======== Material to process

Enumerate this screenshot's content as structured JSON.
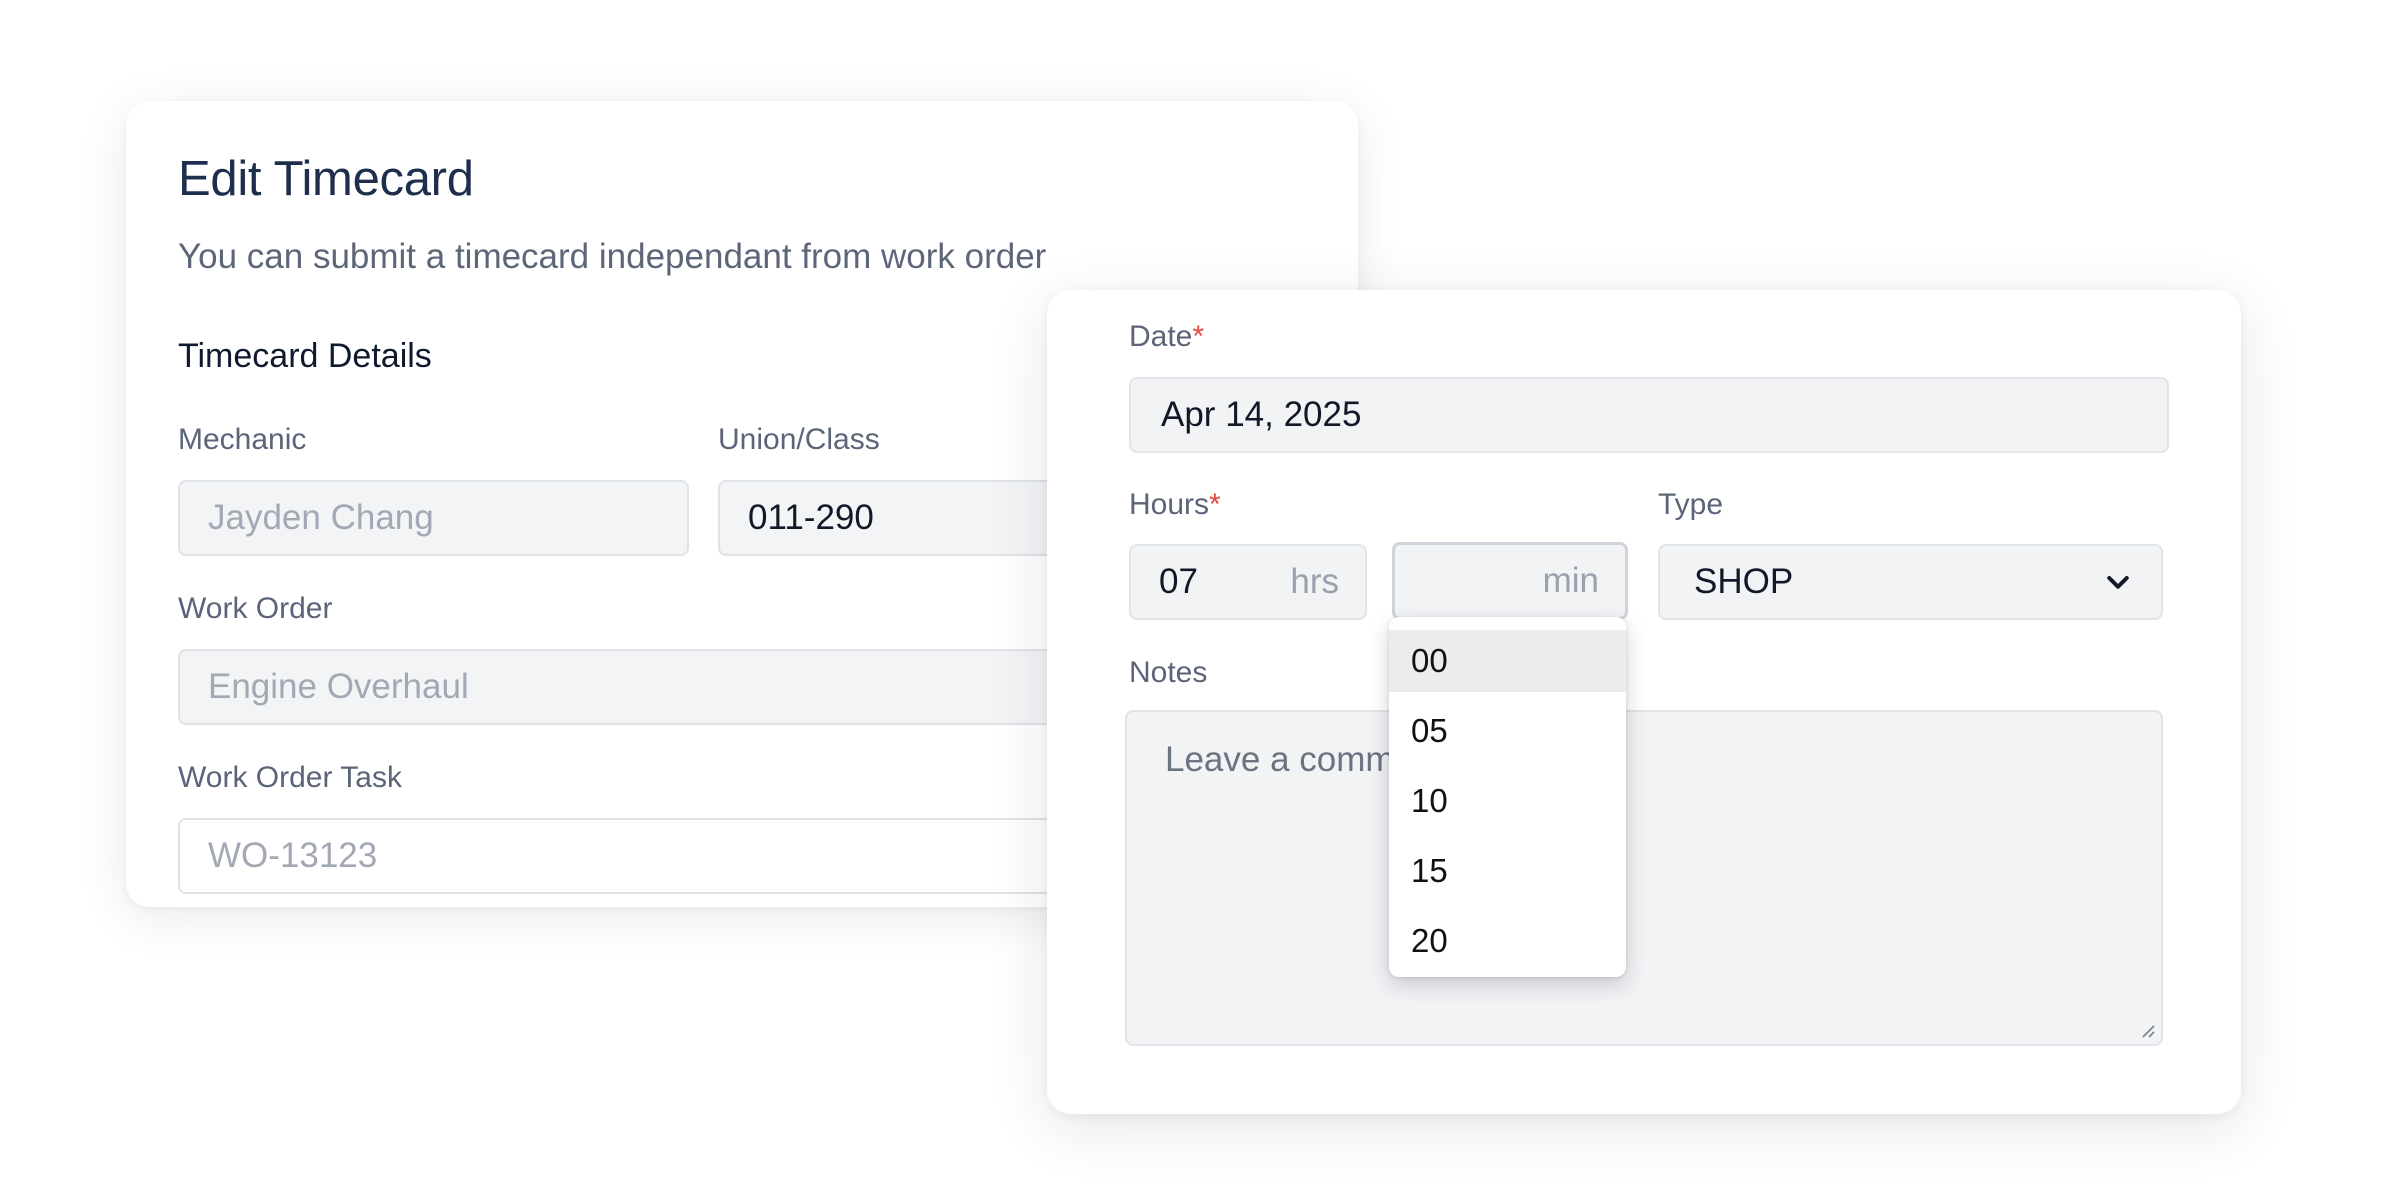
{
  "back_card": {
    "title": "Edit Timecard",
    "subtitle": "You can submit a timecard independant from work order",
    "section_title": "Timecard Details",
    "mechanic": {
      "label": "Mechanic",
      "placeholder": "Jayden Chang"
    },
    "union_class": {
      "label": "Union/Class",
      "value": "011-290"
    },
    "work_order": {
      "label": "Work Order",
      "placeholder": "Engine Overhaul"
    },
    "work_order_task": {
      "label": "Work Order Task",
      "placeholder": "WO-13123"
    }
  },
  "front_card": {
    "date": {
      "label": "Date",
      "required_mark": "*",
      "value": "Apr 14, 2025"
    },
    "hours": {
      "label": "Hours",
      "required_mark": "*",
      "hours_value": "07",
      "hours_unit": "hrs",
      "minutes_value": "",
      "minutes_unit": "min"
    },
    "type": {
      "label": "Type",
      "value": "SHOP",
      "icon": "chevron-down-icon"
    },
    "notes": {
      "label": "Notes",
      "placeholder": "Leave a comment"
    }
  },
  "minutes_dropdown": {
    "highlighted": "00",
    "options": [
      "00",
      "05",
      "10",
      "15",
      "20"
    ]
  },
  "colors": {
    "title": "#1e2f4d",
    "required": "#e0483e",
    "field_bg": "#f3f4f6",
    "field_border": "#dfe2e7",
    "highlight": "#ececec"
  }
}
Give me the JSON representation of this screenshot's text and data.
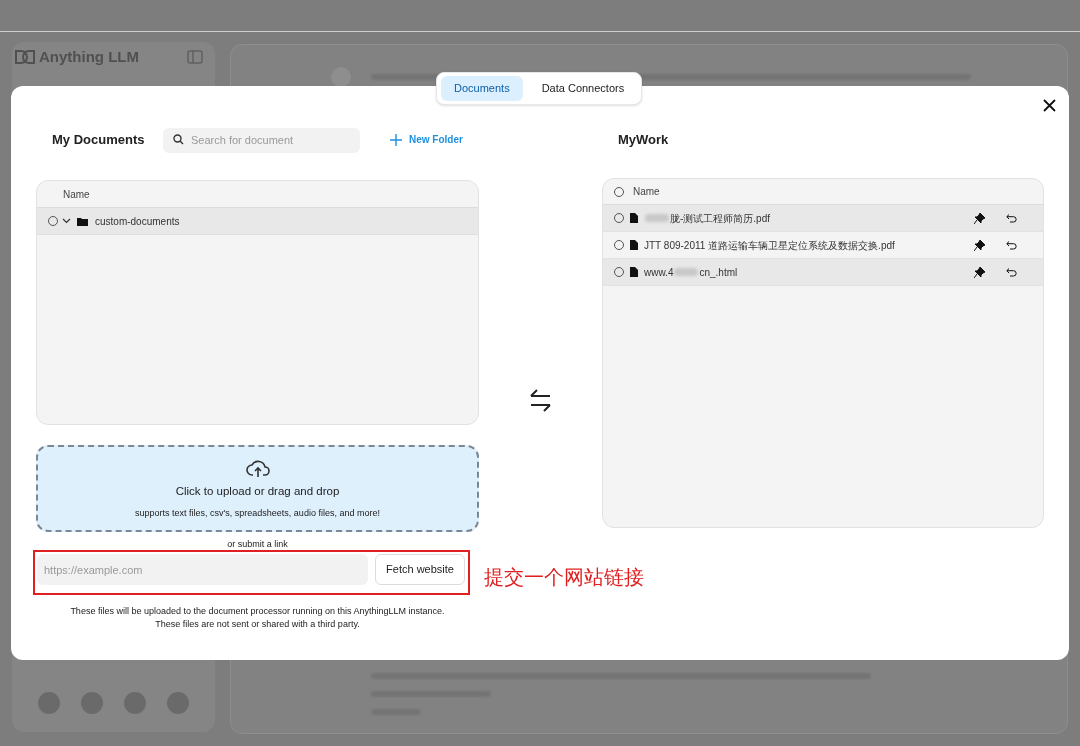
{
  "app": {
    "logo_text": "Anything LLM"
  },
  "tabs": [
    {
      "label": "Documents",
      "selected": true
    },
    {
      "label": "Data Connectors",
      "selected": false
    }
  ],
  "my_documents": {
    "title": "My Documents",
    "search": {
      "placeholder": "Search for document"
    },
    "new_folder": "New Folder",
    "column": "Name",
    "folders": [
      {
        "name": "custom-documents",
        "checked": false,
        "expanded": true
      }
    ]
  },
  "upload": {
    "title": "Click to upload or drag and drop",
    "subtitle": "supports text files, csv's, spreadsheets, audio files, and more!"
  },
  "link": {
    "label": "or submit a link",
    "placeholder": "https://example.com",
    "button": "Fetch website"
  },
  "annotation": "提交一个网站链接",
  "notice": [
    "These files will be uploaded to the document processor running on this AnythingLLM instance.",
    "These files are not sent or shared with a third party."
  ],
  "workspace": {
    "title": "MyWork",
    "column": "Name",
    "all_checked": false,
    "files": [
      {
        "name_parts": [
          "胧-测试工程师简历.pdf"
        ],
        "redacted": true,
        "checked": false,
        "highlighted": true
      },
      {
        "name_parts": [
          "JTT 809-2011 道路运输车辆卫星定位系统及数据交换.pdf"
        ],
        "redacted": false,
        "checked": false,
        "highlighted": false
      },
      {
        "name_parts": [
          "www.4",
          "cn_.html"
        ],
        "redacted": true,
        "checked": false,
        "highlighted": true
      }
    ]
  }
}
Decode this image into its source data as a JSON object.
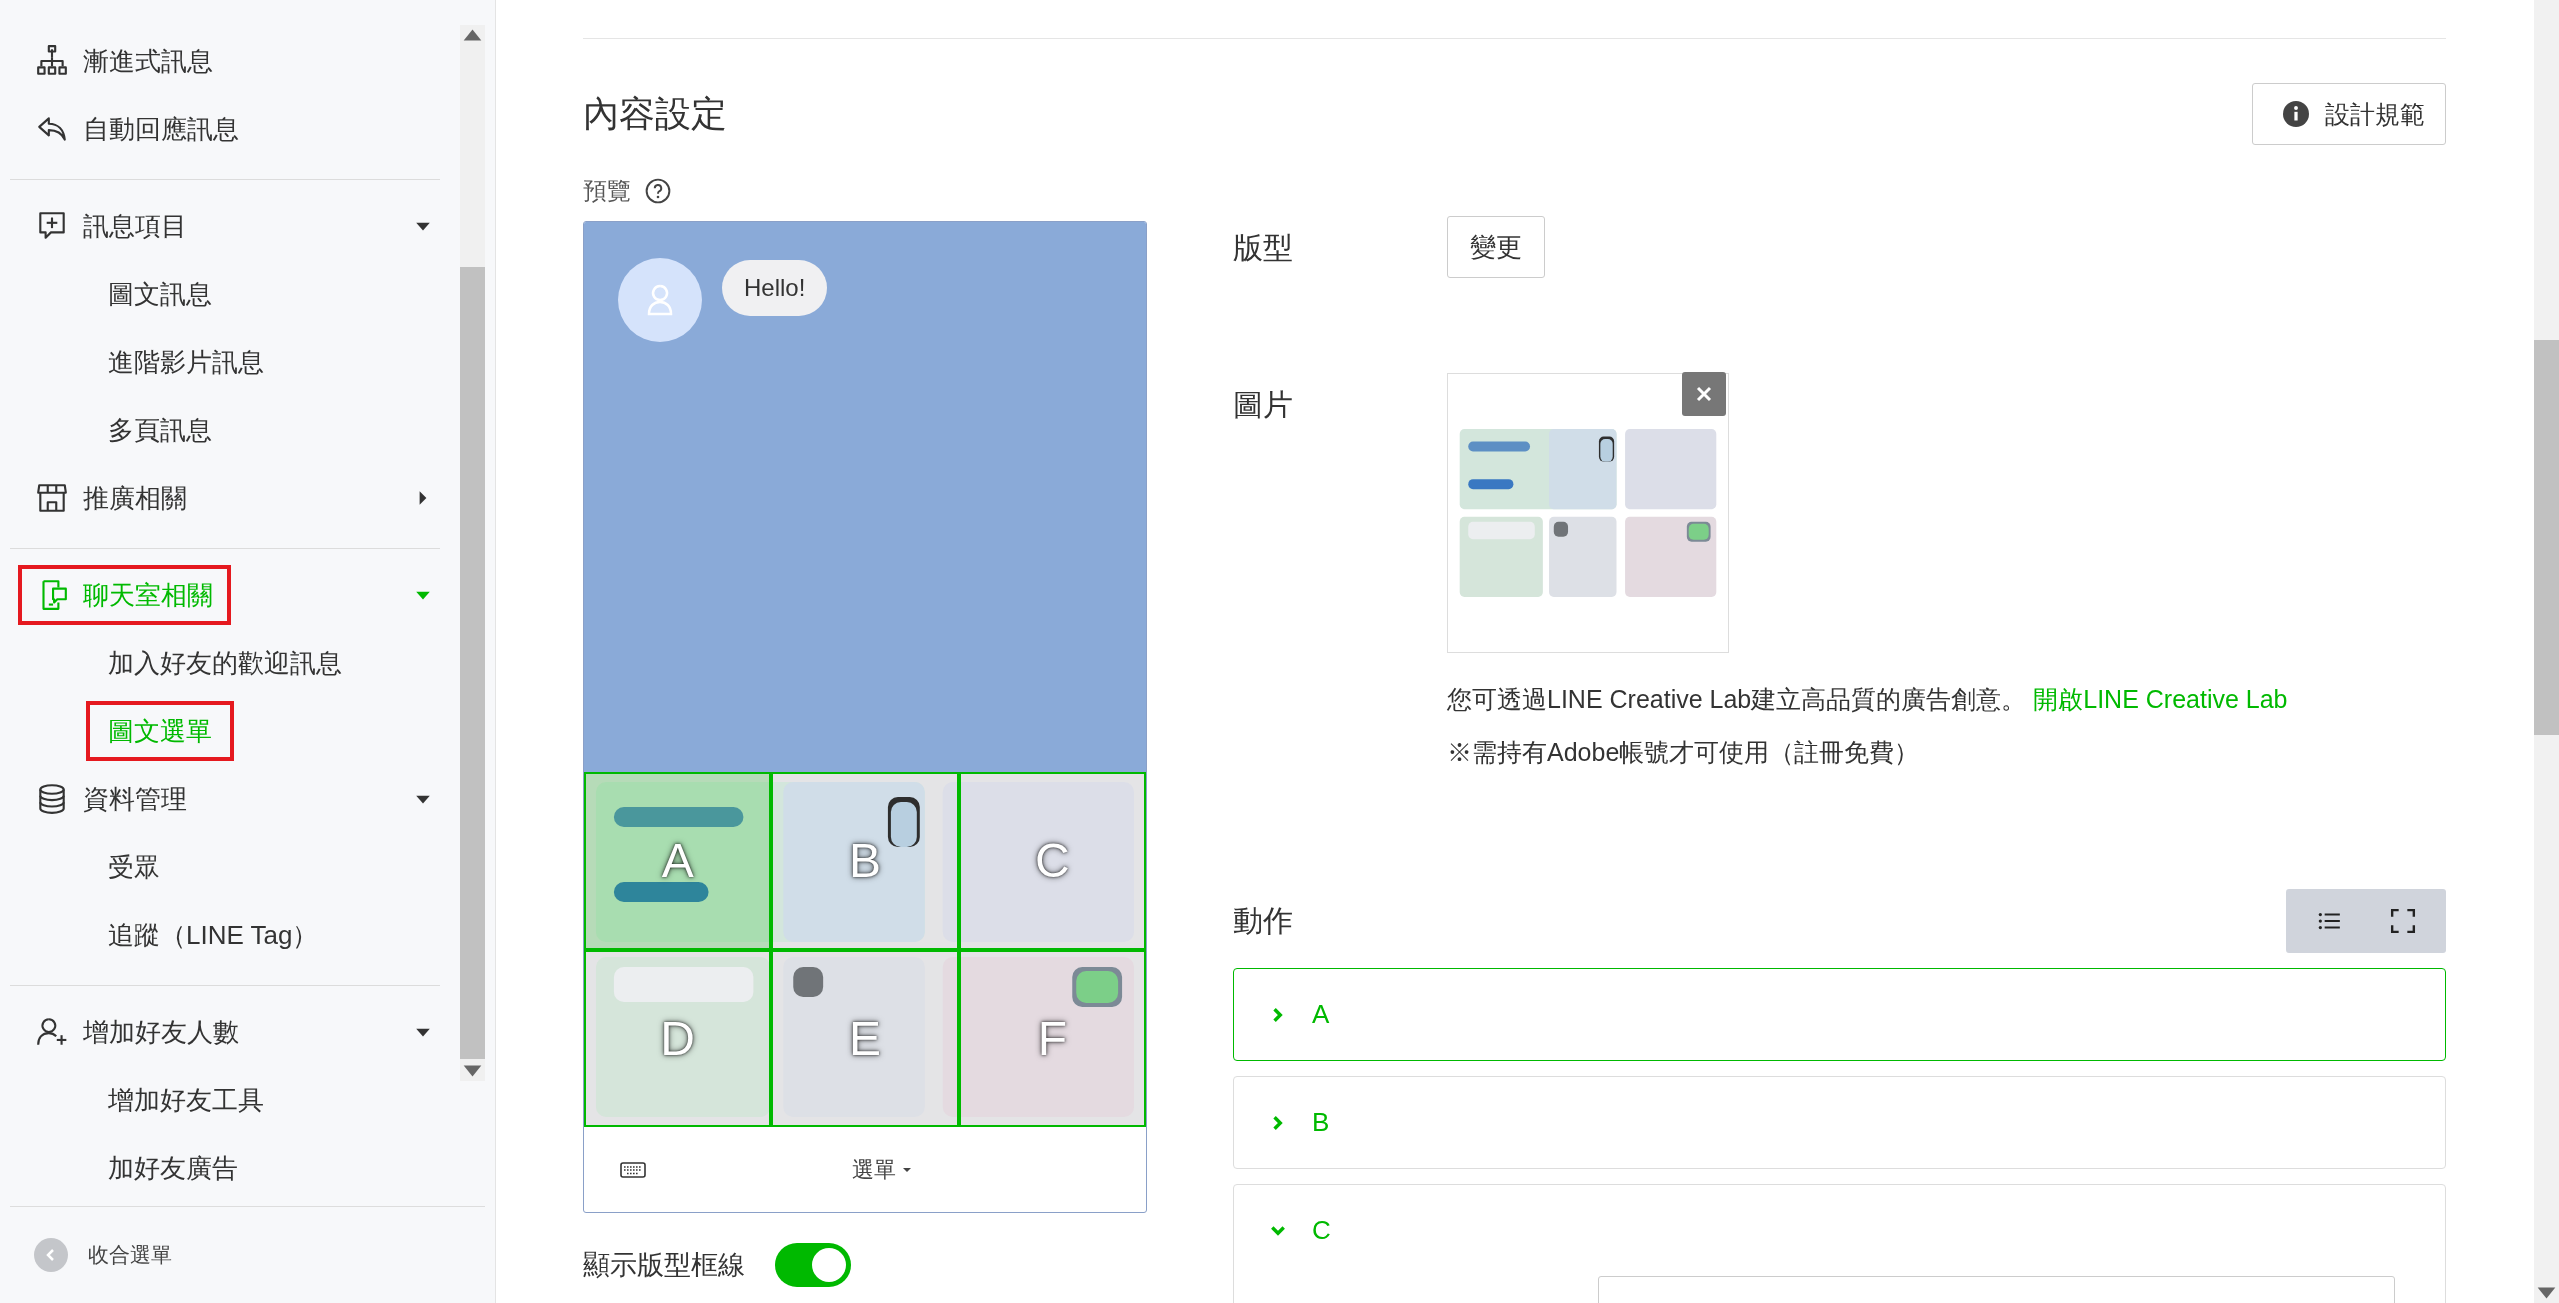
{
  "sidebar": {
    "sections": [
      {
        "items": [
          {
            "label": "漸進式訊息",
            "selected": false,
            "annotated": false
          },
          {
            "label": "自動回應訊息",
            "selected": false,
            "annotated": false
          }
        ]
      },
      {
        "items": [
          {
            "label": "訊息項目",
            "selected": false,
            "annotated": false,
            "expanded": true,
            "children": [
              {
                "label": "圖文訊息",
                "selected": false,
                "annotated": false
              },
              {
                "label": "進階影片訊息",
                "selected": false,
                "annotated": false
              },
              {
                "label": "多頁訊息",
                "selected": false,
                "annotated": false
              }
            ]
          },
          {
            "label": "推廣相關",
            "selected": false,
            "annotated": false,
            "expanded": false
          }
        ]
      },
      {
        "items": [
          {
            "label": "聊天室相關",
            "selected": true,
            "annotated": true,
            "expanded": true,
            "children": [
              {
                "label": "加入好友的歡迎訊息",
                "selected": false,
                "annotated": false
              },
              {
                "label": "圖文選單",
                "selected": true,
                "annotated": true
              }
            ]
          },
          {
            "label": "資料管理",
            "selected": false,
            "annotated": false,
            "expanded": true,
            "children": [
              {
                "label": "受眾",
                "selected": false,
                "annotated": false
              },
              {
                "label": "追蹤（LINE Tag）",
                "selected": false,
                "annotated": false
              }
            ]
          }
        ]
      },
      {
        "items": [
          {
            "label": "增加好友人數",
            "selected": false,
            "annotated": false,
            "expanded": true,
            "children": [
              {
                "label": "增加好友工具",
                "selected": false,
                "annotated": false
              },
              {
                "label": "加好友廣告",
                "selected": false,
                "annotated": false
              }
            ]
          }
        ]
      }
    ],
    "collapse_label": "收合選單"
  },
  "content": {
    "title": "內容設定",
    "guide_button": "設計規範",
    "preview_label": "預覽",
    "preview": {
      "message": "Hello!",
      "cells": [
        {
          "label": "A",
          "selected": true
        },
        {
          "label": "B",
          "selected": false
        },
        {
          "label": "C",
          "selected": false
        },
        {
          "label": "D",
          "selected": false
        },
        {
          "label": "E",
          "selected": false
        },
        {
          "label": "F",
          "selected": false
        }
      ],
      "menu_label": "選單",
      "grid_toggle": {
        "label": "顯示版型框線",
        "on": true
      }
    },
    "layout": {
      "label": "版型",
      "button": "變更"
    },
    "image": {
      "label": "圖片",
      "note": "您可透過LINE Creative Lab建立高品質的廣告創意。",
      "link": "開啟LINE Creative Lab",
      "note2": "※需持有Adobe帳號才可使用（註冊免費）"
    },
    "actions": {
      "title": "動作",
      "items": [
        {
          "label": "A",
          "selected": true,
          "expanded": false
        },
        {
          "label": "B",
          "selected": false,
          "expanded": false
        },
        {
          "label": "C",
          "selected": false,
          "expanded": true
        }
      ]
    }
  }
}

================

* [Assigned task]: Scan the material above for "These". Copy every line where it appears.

* [Solution]:
    "These files will be uploaded to the document processor running on this AnythingLLM instance.",
    "These files are not sent or shared with a third party."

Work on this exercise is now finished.